“These were beautiful wins decided in the endgame,” said Torre in Filipino. “I hope this (streak) will continue.” Feeling refreshed after a long vacation in the United States, Torre is off to his strongest start in years as he took a half-point lead over top seed GM Murtas Kazhgaleyev of Kazakhstan, who drew with Filipino GM Darwin Laylo in the third round before beating GM Susanto Megaranto of Indonesia. Laylo, reigning titlist GM Li Chao of China, GM Mark Paragua and International Masters John Paul Gomez and Julio Catalino Sadorra are also hot in the chase for the $6,000 top prize with 3.0 points.
The 19-year-old Li settled for back-to-back draws with Gomez, the three-time national junior champion, and Singaporean GM Zhang Zhong, respectively. Laylo also extracted a draw against third-seeded Georgian GM Mikheil Mchedlishvili in the fourth round to keep abreast with Gomez, who also split the point with No. 4 seed GM Ehsan Ghaem Maghami of Iran. Paragua, spearhead of the RP team to the inaugural World Mind Games in Beijing next month, whipped compatriot Deniel Causo in the fourth round to make up for his defeat to Zhou in the previous round. Asean Grand Prix overall winner Sadorra gained the most by hurdling teener Karl Victor Ochoa and Noel de la Cruz in the third and fourth rounds. Also with three points were Zhang, Ghaem Maghami, Zhou, Mchedlishvili, Li, Wen Yang of China and Weiming Goh of Singapore.
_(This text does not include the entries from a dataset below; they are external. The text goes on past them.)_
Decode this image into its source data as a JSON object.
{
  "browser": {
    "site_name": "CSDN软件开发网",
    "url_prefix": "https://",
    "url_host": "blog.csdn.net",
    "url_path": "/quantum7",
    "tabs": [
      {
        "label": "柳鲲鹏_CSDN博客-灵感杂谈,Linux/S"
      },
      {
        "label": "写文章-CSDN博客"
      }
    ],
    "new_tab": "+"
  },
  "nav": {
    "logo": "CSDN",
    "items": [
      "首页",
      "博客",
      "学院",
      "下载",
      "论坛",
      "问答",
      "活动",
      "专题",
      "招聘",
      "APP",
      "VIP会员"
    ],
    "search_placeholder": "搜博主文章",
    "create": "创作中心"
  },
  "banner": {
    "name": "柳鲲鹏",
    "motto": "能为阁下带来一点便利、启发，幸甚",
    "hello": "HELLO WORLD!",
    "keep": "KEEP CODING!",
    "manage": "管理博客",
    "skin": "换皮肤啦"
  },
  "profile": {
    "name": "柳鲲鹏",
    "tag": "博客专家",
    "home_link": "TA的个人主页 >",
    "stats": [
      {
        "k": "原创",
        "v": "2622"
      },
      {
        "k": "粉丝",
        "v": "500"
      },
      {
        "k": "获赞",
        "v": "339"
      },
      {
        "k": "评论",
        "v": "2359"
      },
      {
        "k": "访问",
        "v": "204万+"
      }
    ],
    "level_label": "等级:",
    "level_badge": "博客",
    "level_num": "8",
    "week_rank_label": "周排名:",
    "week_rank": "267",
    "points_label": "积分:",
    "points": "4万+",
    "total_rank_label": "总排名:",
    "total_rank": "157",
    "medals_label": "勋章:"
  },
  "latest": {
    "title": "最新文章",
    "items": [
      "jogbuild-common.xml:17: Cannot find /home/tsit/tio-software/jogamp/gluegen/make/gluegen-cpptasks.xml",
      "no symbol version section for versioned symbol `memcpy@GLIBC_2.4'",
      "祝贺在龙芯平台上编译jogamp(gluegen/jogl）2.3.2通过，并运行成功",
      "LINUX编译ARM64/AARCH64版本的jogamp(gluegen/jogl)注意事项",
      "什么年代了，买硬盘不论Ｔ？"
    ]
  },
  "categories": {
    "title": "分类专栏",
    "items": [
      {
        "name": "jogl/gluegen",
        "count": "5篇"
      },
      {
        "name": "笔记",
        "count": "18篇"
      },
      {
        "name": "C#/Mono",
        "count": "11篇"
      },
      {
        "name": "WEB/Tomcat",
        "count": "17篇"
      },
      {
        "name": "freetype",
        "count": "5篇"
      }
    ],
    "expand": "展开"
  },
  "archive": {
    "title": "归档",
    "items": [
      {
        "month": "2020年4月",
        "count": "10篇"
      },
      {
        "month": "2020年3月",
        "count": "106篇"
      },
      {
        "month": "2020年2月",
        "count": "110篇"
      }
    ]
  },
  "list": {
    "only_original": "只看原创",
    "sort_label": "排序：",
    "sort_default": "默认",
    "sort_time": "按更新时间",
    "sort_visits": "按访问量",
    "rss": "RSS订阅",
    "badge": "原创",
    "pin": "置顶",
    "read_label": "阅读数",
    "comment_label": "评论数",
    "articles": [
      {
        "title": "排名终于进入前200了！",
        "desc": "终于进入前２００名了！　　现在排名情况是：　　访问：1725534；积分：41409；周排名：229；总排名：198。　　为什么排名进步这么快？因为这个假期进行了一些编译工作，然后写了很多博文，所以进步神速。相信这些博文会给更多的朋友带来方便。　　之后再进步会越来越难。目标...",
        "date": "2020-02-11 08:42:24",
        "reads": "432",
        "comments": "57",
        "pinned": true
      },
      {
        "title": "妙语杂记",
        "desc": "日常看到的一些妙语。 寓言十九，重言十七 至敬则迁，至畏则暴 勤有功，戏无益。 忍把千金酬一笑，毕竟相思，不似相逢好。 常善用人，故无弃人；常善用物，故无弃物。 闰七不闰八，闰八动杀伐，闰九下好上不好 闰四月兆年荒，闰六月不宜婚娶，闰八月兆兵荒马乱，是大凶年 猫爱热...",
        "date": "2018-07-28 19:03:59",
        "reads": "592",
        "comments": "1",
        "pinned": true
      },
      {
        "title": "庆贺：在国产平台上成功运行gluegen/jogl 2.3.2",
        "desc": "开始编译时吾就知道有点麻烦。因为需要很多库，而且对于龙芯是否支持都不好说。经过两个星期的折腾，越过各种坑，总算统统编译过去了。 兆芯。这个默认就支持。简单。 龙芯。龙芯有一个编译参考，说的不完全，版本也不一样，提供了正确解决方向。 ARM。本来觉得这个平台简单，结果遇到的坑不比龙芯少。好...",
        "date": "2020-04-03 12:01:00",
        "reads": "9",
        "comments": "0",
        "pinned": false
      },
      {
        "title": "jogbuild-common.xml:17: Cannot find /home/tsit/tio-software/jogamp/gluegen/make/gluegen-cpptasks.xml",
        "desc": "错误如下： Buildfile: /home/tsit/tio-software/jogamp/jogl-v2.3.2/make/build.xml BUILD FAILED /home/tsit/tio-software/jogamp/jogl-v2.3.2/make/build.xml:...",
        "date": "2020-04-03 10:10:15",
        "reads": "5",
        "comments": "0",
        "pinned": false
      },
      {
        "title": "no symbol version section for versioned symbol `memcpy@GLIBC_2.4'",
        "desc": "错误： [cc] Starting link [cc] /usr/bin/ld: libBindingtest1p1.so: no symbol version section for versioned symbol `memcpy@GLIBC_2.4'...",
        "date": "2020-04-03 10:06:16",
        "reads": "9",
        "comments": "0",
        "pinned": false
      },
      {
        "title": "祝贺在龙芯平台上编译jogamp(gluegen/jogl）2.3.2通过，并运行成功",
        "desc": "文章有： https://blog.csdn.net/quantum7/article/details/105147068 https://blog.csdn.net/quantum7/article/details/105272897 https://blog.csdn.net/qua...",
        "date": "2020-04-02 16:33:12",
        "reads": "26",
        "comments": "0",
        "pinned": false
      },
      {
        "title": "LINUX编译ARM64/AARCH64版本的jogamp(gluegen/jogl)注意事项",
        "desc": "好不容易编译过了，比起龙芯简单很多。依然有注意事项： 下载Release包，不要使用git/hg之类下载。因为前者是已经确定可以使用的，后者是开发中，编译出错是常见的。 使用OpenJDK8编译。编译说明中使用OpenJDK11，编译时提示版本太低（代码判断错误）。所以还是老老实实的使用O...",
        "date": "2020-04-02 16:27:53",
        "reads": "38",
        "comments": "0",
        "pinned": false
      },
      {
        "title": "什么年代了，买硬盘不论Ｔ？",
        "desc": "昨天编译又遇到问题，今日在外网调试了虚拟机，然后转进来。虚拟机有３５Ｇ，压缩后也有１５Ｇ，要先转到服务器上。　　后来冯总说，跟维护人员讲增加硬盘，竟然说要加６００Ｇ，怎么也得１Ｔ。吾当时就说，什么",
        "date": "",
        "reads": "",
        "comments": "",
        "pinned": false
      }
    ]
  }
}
Stunned by Gomez in Round 2 and held to a draw by unheralded Chinese Yang Kaiqi in the next round, GM Wesley So recovered by trouncing Vietnamese Nguyen Van Huy in the fourth round. The 14-year-old So improved to 2.5 points, the same total posted by GMs Jayson Gonzales and Bong Villamayor and IM Richard Bitoon. Gonzales drew his matches with Causo and David Elorta, while Villamayor won over Rhoebel Legaspi and halved the point with Vietnamese GM Nguyen Ngoc Truong Son. Bitoon split the point with Vietnamese Truong Son and Georgian GM Konstantin Shanava. A total of $40,000 is at stake in the nine-round tournament organized by the National Chess Federation of the Philippines headed by Prospero “Butch” Pichay. Prizes have been broken down to the 32nd places, according to NCFP executive director and tournament director Willie Abalos.
Casto “Toti” Abundo is the supervising arbiter of the ranking event sanctioned by the World Chess Federation